One of the major focus areas to emerge has been the environment. Mr. Heidtman said, “Environmental concerns fall into generally two practices: remediation and prevention. With the recognition that pollutants can leave a toxic trail – in water, air and soil – that often linger long after the initial polluter has gone, companies increasingly are faced with legacy pollutants from prior uses of the land and facilities. Similarly, buildings may be contaminated with toxic substances, from chemicals to building materials.

In the last 20 years, government regulations have been passed to reduce and prevent potentially toxic pollutants and climate-altering emissions – such as lead, mercury and other heavy metals; solvents such as perchloroethylene (PCE); sulfur and CO2 and the like – to protect workers and residents living nearby. Dr. Curtis explained that many companies come to Fuss & O’Neill for assistance in safely removing the offending substances. Increasingly, clients are also seeking to become compliant with EPA and OSHA regulations, etc. “The real place we can help is, going forward, with providing our clients assistance so they can stay compliant or begin a process of exceeding regulatory expectations. Regulatory issues have become paramount. Sixteen years ago, we became very good in terms of the Clean Water Act compliance as regards industrial waste. We are now nationally recognized.”

Mr. Heidtman added, “We crawled up the effluent pipe and into the factory. We have moved beyond remediation and into prevention, helping companies rethink their operations to reduce their environmental impacts, enhance energy use and the like. Now, we are dealing with wet chemistry and chemical processes, infrastructure, etc. The most expensive place to resolve issues is at the end of the pipe. From the standpoint of cost savings, simplicity and good citizenship, we need to help our clients modify their operations from the inside out.”

Dr. Curtis said, “The environmental and facilities side of the business is heading toward reducing our clients’ carbon footprint. LEED (Leadership in Energy & Environmental Design Green Building Rating System) certification has emerged as an important goal for many companies, and Fuss & O’Neill can help them reach that goal. We talk with our clients now about LEED. We are interested in making American industry more efficient.”

“For a firm of our size, we’re as diverse as you’ll find, but we don’t offer every service,” commented Mr. Heidtman, so Fuss & O’Neill has expanded its reach through strategic acquisitions, such as the April ’07 purchase of EnviroScience LLC, which provides industrial hygiene, asbestos and lead-based paint testing and consultation, training, laboratory analysis, health and safety consulting and monitoring, environmental engineering and environmental sciences.
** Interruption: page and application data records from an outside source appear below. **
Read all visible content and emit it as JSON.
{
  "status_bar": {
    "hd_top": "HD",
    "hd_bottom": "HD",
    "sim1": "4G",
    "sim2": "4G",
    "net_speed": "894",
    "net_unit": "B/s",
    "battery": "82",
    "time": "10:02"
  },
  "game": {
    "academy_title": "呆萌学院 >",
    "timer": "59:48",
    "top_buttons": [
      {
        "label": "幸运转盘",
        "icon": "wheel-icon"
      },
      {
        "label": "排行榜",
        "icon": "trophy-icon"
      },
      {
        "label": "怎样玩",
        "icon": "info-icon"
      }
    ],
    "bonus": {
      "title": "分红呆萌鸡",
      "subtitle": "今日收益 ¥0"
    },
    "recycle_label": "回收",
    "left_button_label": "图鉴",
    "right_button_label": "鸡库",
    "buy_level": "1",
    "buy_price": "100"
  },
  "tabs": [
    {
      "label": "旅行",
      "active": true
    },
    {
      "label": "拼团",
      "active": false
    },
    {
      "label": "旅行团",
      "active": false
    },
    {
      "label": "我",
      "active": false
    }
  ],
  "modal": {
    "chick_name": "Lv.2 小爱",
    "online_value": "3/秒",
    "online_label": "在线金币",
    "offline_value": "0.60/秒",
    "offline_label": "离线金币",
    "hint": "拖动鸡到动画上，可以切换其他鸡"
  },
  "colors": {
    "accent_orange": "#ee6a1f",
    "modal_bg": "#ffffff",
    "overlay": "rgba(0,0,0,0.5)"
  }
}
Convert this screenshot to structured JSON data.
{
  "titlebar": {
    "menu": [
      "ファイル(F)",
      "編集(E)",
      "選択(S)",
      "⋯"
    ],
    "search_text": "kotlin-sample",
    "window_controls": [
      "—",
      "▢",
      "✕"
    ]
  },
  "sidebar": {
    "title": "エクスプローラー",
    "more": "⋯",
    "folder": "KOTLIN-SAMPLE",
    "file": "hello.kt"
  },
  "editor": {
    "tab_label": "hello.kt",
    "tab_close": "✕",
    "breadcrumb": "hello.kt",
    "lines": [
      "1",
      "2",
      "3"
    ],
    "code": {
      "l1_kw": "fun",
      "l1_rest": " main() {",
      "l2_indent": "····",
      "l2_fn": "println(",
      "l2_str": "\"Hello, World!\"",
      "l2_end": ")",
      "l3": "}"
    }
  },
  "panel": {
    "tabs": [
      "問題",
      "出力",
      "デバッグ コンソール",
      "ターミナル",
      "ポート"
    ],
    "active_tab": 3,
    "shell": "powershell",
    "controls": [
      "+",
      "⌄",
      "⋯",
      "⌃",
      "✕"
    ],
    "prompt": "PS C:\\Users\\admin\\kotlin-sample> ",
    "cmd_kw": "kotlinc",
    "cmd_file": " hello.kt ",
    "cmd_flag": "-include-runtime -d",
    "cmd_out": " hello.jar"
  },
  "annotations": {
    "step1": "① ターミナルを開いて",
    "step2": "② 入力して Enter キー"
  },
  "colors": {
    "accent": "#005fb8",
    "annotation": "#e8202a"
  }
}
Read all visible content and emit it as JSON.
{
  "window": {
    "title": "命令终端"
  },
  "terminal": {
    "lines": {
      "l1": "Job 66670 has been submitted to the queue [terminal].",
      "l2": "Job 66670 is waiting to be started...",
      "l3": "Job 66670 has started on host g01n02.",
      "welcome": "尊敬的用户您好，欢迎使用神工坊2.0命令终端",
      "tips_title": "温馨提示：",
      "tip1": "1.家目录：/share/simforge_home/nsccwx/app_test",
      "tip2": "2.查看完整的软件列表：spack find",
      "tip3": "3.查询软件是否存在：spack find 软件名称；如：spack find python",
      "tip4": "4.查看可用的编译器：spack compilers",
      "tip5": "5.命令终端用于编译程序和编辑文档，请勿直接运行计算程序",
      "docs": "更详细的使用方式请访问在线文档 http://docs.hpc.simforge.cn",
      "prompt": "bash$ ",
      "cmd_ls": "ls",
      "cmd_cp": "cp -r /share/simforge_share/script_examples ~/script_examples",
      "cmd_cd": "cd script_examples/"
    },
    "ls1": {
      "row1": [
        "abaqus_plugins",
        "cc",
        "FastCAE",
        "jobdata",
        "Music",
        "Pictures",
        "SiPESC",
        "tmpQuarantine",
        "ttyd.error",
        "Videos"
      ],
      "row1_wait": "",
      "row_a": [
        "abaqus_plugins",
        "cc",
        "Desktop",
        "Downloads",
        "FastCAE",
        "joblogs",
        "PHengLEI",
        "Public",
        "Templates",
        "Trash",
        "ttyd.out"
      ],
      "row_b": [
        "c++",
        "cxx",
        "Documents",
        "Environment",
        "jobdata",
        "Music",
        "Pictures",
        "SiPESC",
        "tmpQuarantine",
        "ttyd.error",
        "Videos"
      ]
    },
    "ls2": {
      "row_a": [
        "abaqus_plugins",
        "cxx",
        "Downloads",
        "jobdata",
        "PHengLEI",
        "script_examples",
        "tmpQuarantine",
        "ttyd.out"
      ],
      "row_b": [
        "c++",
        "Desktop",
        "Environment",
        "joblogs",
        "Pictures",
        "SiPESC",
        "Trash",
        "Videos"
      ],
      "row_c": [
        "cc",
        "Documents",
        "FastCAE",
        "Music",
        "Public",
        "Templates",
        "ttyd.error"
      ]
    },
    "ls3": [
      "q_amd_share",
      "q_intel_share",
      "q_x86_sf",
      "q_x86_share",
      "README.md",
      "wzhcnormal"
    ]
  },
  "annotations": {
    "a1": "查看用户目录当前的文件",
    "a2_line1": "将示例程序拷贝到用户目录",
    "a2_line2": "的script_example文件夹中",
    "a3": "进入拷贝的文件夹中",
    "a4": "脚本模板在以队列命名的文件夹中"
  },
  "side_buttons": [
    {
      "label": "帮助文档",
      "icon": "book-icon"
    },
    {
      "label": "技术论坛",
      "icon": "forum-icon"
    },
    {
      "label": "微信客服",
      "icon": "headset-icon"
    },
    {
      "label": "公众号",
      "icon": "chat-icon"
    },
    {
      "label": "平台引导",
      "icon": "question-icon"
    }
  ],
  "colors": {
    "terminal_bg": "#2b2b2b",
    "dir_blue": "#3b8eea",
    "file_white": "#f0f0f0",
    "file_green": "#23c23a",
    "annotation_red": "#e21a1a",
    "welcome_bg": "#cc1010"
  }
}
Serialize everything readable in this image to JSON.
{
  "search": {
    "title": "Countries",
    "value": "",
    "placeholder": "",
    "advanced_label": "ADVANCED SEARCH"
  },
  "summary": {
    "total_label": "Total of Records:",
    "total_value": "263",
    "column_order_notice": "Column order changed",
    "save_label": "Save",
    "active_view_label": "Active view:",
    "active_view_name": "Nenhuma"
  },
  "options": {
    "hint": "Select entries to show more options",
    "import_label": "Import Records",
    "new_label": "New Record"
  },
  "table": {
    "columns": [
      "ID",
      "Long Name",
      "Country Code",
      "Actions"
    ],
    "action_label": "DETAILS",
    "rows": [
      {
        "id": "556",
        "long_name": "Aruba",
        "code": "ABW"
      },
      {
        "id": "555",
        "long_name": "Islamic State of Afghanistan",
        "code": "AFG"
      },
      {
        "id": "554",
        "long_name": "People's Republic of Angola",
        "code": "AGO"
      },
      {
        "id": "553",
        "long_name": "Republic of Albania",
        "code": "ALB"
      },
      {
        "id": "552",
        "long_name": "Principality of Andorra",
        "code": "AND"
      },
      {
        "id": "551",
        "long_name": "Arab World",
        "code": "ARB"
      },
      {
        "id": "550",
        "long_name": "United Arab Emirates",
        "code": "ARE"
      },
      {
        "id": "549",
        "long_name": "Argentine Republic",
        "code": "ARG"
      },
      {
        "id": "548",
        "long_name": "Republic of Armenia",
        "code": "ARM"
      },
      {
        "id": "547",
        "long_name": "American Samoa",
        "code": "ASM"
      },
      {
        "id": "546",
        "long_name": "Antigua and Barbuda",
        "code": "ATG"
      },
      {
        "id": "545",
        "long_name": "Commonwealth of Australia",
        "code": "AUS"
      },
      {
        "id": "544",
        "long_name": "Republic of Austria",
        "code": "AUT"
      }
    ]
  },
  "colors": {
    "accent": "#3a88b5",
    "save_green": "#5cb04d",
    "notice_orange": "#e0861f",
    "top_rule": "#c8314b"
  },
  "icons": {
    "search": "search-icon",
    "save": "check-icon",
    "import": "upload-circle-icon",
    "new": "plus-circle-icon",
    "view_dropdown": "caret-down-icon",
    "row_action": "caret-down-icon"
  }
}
Preserving History for Tomorrow

Fuss & O’Neill’s headquarters offices are housed in elegant, restored red brick and timber beam buildings that once were part of the famed, sprawling Cheney Brothers silk mills. The company bought two of the buildings during the 1980s and has renovated and modernized the spaces to accommodate contemporary needs. Another adjoining building is undergoing renovation now. According to Dr. Curtis, the buildings were “brownfields” sites before the term was coined. Undaunted, Fuss & O’Neill invested time and money in removing the hazardous waste and revamping the historic buildings. Inside, the offices are entirely modern and high tech, though key elements of the buildings’ pasts remain. With a nod to preservation, Fuss & O’Neill kept the exteriors virtually unchanged, and some of the internal features were preserved – including art deco-style iron stair rails, oak paneling, marble flooring and several impressive safes – said to have protected papers describing the Cheney Brothers’ proprietary silk processes – remain.

Like UConn, Fuss & O’Neill is a thoroughly modern company that is committed to investing in the future while preserving the past. The same commitment pervades its business values, which Mr. Heidtman explained, “We have a philosophy that ownership should be grown from within. It’s an incentive for good people to stay.”